Start of THE INPUT

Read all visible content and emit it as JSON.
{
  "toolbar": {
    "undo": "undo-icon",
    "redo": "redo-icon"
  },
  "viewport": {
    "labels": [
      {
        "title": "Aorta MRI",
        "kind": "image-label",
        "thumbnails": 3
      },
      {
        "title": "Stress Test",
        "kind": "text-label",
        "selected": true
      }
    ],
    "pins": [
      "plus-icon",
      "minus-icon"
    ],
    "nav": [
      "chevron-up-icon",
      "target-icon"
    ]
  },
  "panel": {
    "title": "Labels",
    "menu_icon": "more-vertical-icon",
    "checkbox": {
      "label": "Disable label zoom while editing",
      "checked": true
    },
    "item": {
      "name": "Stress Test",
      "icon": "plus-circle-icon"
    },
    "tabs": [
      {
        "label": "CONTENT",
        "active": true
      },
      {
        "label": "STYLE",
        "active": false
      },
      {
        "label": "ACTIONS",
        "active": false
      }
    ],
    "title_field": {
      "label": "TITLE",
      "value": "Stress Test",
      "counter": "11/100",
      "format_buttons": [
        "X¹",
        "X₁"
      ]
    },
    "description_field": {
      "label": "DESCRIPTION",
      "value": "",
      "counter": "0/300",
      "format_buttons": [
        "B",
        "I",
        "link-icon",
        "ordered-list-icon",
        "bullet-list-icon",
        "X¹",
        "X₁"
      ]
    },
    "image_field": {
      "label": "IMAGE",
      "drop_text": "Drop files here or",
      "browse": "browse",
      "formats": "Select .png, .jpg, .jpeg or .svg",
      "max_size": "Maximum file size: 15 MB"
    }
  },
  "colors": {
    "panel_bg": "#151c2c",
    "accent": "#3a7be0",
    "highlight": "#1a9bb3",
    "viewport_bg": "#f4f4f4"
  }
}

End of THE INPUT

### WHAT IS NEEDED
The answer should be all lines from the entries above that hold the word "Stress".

### TASK SOLUTION
        "title": "Stress Test",
      "name": "Stress Test",
      "value": "Stress Test",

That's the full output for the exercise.